Exercise = Using the data below, show every line where the word "this" occurs.

Records from a data collection =
::::::::

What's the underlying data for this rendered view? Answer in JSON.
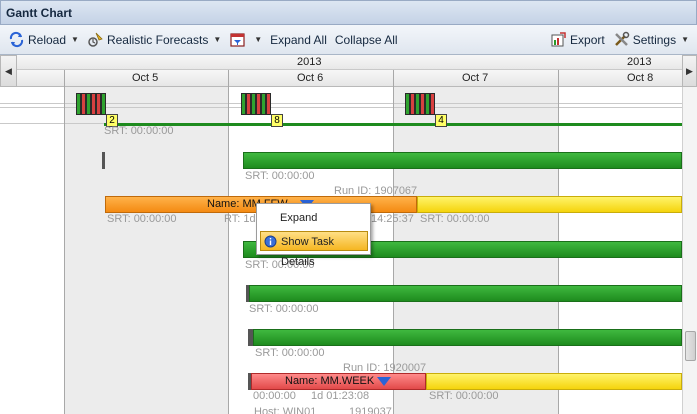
{
  "window": {
    "title": "Gantt Chart"
  },
  "toolbar": {
    "reload_label": "Reload",
    "forecasts_label": "Realistic Forecasts",
    "expand_all_label": "Expand All",
    "collapse_all_label": "Collapse All",
    "export_label": "Export",
    "settings_label": "Settings",
    "icons": [
      "reload-icon",
      "forecast-icon",
      "filter-calendar-icon",
      "export-icon",
      "settings-icon"
    ]
  },
  "timeline": {
    "year_left": "2013",
    "year_right": "2013",
    "days": [
      "Oct 5",
      "Oct 6",
      "Oct 7",
      "Oct 8"
    ]
  },
  "summary": {
    "badges": [
      "2",
      "8",
      "4"
    ],
    "srt": "SRT: 00:00:00"
  },
  "rows": {
    "r1_srt": "SRT: 00:00:00",
    "r2_runid": "Run ID: 1907067",
    "r2_name": "Name: MM.FFW",
    "r2_srt": "SRT: 00:00:00",
    "r2_rt": "RT: 1d",
    "r2_time": "14:25:37",
    "r2_srt2": "SRT: 00:00:00",
    "r3_srt": "SRT: 00:00:00",
    "r4_srt": "SRT: 00:00:00",
    "r5_srt": "SRT: 00:00:00",
    "r6_runid": "Run ID: 1920007",
    "r6_name": "Name: MM.WEEK",
    "r6_start": "00:00:00",
    "r6_duration": "1d 01:23:08",
    "r6_srt": "SRT: 00:00:00",
    "r6_host": "Host: WIN01",
    "r6_num": "1919037"
  },
  "context_menu": {
    "expand_label": "Expand",
    "details_label": "Show Task Details"
  },
  "colors": {
    "bar_green": "#1e8b1e",
    "bar_orange": "#f48a12",
    "bar_yellow": "#f5d40c",
    "bar_red": "#e24a4a",
    "menu_highlight": "#f5b622"
  }
}
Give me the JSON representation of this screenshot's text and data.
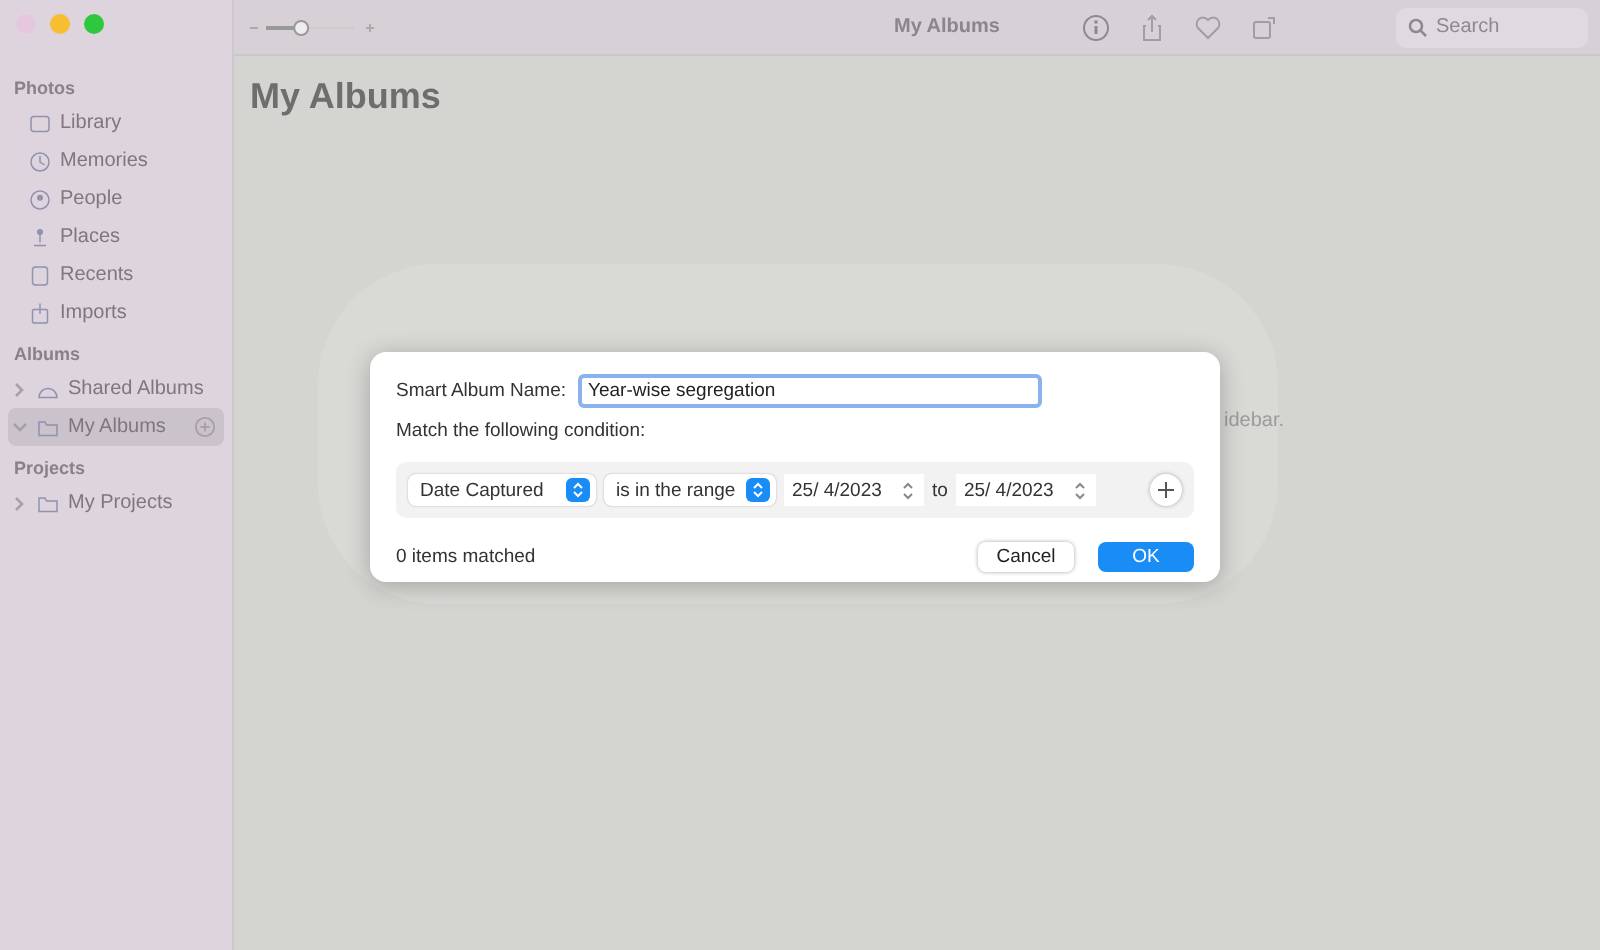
{
  "window": {
    "title": "My Albums"
  },
  "toolbar": {
    "search": {
      "placeholder": "Search"
    },
    "zoom": {
      "level": 0.4
    }
  },
  "sidebar": {
    "sections": [
      {
        "title": "Photos",
        "items": [
          {
            "label": "Library",
            "selected": false
          },
          {
            "label": "Memories",
            "selected": false
          },
          {
            "label": "People",
            "selected": false
          },
          {
            "label": "Places",
            "selected": false
          },
          {
            "label": "Recents",
            "selected": false
          },
          {
            "label": "Imports",
            "selected": false
          }
        ]
      },
      {
        "title": "Albums",
        "items": [
          {
            "label": "Shared Albums",
            "selected": false,
            "expanded": false
          },
          {
            "label": "My Albums",
            "selected": true,
            "expanded": true
          }
        ]
      },
      {
        "title": "Projects",
        "items": [
          {
            "label": "My Projects",
            "selected": false,
            "expanded": false
          }
        ]
      }
    ]
  },
  "main": {
    "heading": "My Albums",
    "background_text": "idebar."
  },
  "dialog": {
    "name_label": "Smart Album Name:",
    "name_value": "Year-wise segregation",
    "condition_label": "Match the following condition:",
    "condition": {
      "field": "Date Captured",
      "operator": "is in the range",
      "from": "25/  4/2023",
      "joiner": "to",
      "to": "25/  4/2023"
    },
    "status": "0 items matched",
    "buttons": [
      {
        "label": "Cancel",
        "kind": "secondary"
      },
      {
        "label": "OK",
        "kind": "primary"
      }
    ]
  }
}
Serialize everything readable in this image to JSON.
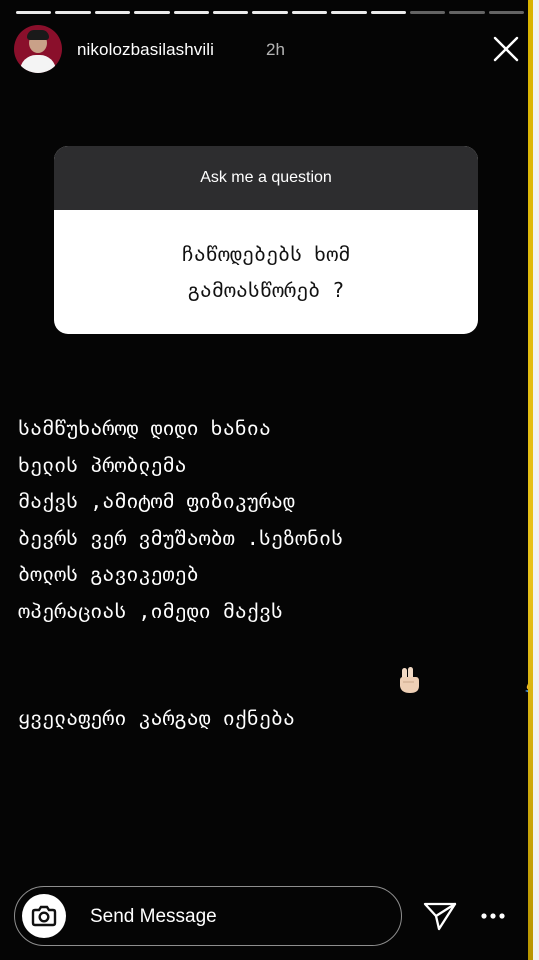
{
  "story": {
    "segments_total": 13,
    "segments_filled": 10,
    "accent_color": "#e9c21a"
  },
  "header": {
    "username": "nikolozbasilashvili",
    "time": "2h",
    "avatar_icon": "profile-avatar",
    "close_icon": "close-icon"
  },
  "sticker": {
    "title": "Ask me a question",
    "question_lines": [
      "ჩაწოდებებს ხომ",
      "გამოასწორებ ?"
    ]
  },
  "answer": {
    "lines": [
      "სამწუხაროდ დიდი ხანია",
      "ხელის პრობლემა",
      "მაქვს ,ამიტომ ფიზიკურად",
      "ბევრს ვერ ვმუშაობთ .სეზონის",
      "ბოლოს გავიკეთებ",
      "ოპერაციას ,იმედი მაქვს",
      "ყველაფერი კარგად იქნება"
    ],
    "emoji": [
      "victory-hand-icon",
      "folded-hands-icon"
    ]
  },
  "footer": {
    "message_placeholder": "Send Message",
    "camera_icon": "camera-icon",
    "send_icon": "paper-plane-icon",
    "more_icon": "more-options-icon"
  }
}
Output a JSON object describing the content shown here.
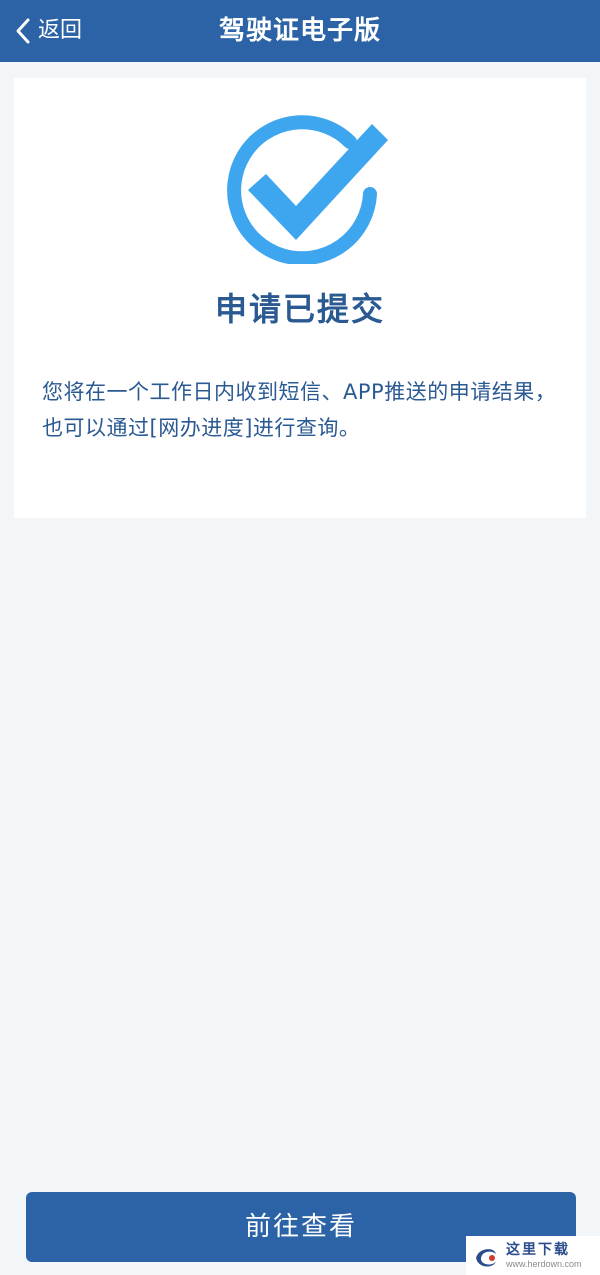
{
  "navbar": {
    "back_label": "返回",
    "title": "驾驶证电子版"
  },
  "card": {
    "status_icon": "check-circle-icon",
    "status_title": "申请已提交",
    "description": "您将在一个工作日内收到短信、APP推送的申请结果，也可以通过[网办进度]进行查询。"
  },
  "primary_button": {
    "label": "前往查看"
  },
  "watermark": {
    "cn": "这里下载",
    "url": "www.herdown.com"
  },
  "colors": {
    "brand": "#2b63a6",
    "title_text": "#2b5a93",
    "check_blue": "#3ea5ef",
    "page_bg": "#f2f6f8"
  }
}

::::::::

The answer =
What's the underlying data for this rendered view? Answer in JSON.
Give me the JSON representation of this screenshot's text and data.
Serialize everything readable in this image to JSON.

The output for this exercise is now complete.